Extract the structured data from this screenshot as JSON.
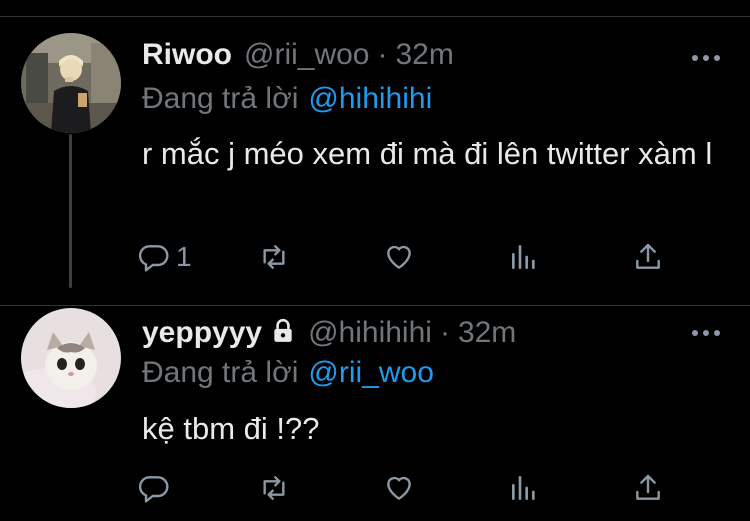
{
  "tweets": [
    {
      "name": "Riwoo",
      "handle": "@rii_woo",
      "separator": "·",
      "time": "32m",
      "replying_prefix": "Đang trả lời",
      "replying_to": "@hihihihi",
      "text": "r mắc j méo xem đi mà đi lên twitter xàm l",
      "reply_count": "1",
      "protected": false
    },
    {
      "name": "yeppyyy",
      "handle": "@hihihihi",
      "separator": "·",
      "time": "32m",
      "replying_prefix": "Đang trả lời",
      "replying_to": "@rii_woo",
      "text": "kệ tbm đi !??",
      "reply_count": "",
      "protected": true
    }
  ],
  "colors": {
    "background": "#000000",
    "text": "#e7e9ea",
    "muted": "#71767b",
    "link": "#1d9bf0",
    "divider": "#2f3336"
  },
  "icons": [
    "reply-icon",
    "retweet-icon",
    "like-icon",
    "analytics-icon",
    "share-icon",
    "more-icon",
    "lock-icon"
  ]
}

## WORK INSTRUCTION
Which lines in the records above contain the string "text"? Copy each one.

## RESPONSE TO THE TASK
      "text": "r mắc j méo xem đi mà đi lên twitter xàm l",
      "text": "kệ tbm đi !??",
    "text": "#e7e9ea",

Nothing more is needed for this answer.